(Entries from a dataset of interfaces)
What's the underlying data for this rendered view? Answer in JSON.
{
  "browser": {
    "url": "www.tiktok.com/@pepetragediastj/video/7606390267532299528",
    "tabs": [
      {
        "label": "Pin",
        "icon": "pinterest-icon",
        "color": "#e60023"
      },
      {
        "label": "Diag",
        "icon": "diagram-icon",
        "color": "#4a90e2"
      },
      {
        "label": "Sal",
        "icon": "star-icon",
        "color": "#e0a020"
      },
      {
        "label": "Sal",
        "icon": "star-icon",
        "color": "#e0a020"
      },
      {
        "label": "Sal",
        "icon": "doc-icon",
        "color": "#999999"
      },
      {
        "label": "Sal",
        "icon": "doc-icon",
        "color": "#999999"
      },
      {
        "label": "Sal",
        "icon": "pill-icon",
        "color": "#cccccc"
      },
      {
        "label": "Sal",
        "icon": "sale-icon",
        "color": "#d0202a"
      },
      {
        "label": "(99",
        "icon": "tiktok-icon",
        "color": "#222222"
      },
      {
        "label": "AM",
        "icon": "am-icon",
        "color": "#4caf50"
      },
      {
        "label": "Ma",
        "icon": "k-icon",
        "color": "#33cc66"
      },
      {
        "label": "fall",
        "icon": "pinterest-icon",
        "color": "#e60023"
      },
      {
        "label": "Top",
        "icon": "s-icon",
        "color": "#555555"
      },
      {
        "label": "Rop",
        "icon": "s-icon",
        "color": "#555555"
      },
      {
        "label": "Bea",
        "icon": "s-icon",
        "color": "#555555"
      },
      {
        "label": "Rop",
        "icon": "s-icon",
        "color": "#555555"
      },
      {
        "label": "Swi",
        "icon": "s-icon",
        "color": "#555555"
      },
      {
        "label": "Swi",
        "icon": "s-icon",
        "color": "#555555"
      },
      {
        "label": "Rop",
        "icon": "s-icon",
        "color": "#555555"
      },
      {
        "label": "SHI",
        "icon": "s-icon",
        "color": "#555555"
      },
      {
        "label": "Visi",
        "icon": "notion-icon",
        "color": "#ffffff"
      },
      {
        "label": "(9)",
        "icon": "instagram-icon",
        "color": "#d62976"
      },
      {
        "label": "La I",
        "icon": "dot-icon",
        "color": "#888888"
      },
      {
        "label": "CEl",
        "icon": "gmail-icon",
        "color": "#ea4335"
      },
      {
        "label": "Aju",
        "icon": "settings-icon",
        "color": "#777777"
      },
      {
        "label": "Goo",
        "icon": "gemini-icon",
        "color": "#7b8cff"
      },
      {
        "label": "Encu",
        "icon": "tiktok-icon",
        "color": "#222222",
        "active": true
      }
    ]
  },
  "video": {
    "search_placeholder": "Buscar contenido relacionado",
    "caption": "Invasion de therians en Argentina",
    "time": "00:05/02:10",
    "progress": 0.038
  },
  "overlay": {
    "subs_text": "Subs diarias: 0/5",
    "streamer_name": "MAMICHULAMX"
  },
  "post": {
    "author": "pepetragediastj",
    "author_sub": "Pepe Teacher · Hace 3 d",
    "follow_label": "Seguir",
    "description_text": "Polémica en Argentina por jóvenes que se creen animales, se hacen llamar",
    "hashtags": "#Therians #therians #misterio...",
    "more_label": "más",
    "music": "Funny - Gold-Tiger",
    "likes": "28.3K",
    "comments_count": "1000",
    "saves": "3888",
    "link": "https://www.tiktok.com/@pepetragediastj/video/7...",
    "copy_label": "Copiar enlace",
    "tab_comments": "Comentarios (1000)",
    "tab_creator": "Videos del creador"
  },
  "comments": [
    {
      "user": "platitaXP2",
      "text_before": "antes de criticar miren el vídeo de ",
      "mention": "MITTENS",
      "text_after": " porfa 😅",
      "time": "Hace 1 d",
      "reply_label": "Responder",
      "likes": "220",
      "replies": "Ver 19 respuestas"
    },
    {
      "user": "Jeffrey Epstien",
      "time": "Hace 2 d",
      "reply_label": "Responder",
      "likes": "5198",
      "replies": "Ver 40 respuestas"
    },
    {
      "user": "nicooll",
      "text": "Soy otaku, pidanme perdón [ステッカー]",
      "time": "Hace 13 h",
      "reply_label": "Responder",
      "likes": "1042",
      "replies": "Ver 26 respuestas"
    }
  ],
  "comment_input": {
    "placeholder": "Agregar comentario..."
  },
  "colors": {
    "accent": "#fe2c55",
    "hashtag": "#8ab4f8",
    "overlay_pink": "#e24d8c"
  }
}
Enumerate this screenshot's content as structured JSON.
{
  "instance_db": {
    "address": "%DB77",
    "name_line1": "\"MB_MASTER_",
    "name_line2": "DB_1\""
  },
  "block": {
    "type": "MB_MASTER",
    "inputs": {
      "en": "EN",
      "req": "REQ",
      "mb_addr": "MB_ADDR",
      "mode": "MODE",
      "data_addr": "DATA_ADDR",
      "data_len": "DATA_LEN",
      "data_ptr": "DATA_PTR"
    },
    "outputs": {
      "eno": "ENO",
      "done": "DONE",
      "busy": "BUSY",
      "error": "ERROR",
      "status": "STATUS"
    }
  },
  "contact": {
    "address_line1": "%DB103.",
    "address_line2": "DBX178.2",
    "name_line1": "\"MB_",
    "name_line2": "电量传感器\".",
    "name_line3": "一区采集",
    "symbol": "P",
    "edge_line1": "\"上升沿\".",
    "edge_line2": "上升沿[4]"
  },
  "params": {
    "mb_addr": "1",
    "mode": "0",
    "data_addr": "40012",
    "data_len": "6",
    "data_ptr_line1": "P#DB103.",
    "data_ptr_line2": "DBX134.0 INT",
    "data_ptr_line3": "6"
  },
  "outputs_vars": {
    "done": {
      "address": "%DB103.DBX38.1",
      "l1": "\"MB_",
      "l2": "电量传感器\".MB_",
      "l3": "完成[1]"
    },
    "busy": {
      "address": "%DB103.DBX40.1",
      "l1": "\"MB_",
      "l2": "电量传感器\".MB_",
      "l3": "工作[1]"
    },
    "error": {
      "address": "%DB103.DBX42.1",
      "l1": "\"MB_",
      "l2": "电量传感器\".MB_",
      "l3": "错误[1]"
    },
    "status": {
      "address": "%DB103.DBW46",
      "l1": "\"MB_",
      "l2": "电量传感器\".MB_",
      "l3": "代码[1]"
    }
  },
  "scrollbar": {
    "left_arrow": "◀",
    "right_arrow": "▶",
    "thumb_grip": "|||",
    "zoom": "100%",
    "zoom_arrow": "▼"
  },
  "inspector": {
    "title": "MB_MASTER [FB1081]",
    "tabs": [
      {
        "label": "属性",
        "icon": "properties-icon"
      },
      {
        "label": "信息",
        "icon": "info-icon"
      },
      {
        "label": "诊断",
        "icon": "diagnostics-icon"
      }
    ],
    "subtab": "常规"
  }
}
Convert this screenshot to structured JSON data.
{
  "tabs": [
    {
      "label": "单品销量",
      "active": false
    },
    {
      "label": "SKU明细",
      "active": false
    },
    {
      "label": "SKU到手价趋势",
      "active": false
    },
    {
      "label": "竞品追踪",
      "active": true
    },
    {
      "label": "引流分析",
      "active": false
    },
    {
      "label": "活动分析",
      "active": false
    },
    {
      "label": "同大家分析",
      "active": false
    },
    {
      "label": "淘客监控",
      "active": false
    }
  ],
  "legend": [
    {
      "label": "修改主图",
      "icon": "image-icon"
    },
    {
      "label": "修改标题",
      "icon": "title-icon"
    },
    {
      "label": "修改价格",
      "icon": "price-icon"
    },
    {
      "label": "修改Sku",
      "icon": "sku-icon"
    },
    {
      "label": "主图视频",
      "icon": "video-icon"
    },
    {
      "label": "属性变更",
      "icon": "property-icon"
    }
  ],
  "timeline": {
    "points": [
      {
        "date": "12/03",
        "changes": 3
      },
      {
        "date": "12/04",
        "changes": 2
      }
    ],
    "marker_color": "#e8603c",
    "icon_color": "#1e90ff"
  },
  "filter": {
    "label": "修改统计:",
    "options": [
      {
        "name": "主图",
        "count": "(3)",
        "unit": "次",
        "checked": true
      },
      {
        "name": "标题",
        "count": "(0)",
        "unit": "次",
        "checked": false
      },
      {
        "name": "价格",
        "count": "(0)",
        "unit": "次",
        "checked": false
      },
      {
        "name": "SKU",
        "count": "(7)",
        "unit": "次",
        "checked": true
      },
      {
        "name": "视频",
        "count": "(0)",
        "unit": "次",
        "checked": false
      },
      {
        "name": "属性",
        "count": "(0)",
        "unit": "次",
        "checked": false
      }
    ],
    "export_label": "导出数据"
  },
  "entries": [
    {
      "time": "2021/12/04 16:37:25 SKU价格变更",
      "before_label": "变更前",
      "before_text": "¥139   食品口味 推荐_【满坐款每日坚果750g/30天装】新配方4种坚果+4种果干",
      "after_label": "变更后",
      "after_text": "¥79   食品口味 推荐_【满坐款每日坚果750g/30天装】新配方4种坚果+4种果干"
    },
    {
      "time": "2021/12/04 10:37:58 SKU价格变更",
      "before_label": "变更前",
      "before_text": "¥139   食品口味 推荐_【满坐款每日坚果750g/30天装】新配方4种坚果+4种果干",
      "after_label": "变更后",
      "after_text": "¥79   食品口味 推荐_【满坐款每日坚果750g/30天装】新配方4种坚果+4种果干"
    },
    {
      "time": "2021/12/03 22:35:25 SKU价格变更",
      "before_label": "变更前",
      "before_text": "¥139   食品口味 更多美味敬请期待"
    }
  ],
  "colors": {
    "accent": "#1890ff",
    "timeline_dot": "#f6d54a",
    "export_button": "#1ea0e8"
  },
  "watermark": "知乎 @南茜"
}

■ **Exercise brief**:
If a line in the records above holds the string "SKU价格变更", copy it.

■ **Response to the task**:
      "time": "2021/12/04 16:37:25 SKU价格变更",
      "time": "2021/12/04 10:37:58 SKU价格变更",
      "time": "2021/12/03 22:35:25 SKU价格变更",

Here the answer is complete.